*** Opening of RECORDS SUPPLIED ***

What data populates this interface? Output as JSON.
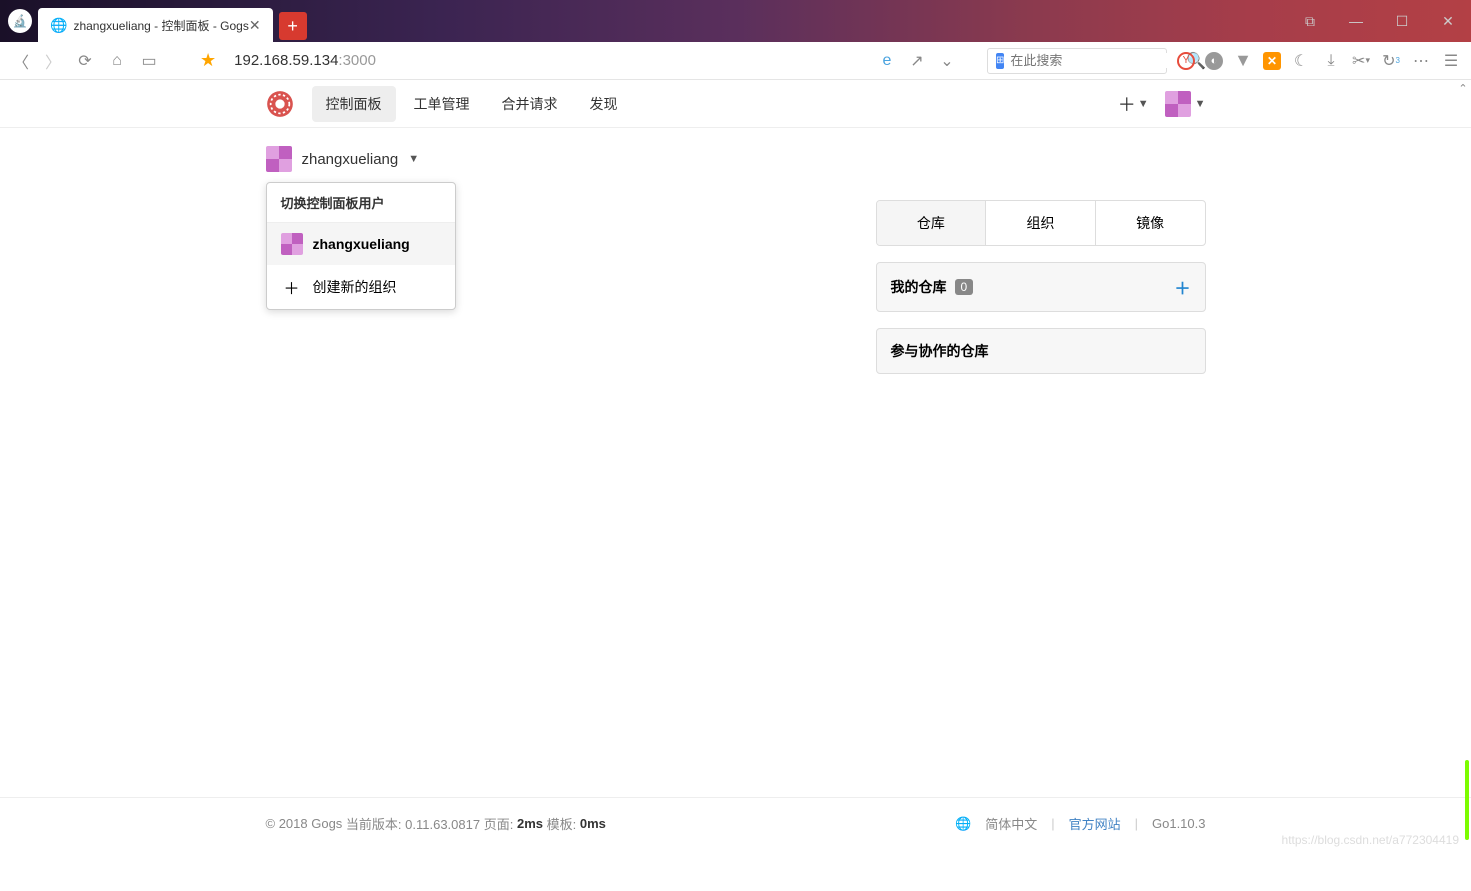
{
  "browser": {
    "tab_title": "zhangxueliang - 控制面板 - Gogs",
    "url_host": "192.168.59.134",
    "url_port": ":3000",
    "search_placeholder": "在此搜索"
  },
  "nav": {
    "items": [
      "控制面板",
      "工单管理",
      "合并请求",
      "发现"
    ]
  },
  "user": {
    "name": "zhangxueliang"
  },
  "dropdown": {
    "header": "切换控制面板用户",
    "user_item": "zhangxueliang",
    "create_org": "创建新的组织"
  },
  "right": {
    "tabs": [
      "仓库",
      "组织",
      "镜像"
    ],
    "my_repos": "我的仓库",
    "repo_count": "0",
    "collab_repos": "参与协作的仓库"
  },
  "footer": {
    "copyright": "© 2018 Gogs",
    "version_label": "当前版本: 0.11.63.0817",
    "page_label": "页面:",
    "page_time": "2ms",
    "template_label": "模板:",
    "template_time": "0ms",
    "lang": "简体中文",
    "official": "官方网站",
    "go_version": "Go1.10.3"
  },
  "watermark": "https://blog.csdn.net/a772304419"
}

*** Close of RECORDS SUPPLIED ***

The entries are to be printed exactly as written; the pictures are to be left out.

ANSWER TO THE PROBLEM:
What data populates this interface? Output as JSON.
{
  "browser": {
    "tab_title": "zhangxueliang - 控制面板 - Gogs",
    "url_host": "192.168.59.134",
    "url_port": ":3000",
    "search_placeholder": "在此搜索"
  },
  "nav": {
    "items": [
      "控制面板",
      "工单管理",
      "合并请求",
      "发现"
    ]
  },
  "user": {
    "name": "zhangxueliang"
  },
  "dropdown": {
    "header": "切换控制面板用户",
    "user_item": "zhangxueliang",
    "create_org": "创建新的组织"
  },
  "right": {
    "tabs": [
      "仓库",
      "组织",
      "镜像"
    ],
    "my_repos": "我的仓库",
    "repo_count": "0",
    "collab_repos": "参与协作的仓库"
  },
  "footer": {
    "copyright": "© 2018 Gogs",
    "version_label": "当前版本: 0.11.63.0817",
    "page_label": "页面:",
    "page_time": "2ms",
    "template_label": "模板:",
    "template_time": "0ms",
    "lang": "简体中文",
    "official": "官方网站",
    "go_version": "Go1.10.3"
  },
  "watermark": "https://blog.csdn.net/a772304419"
}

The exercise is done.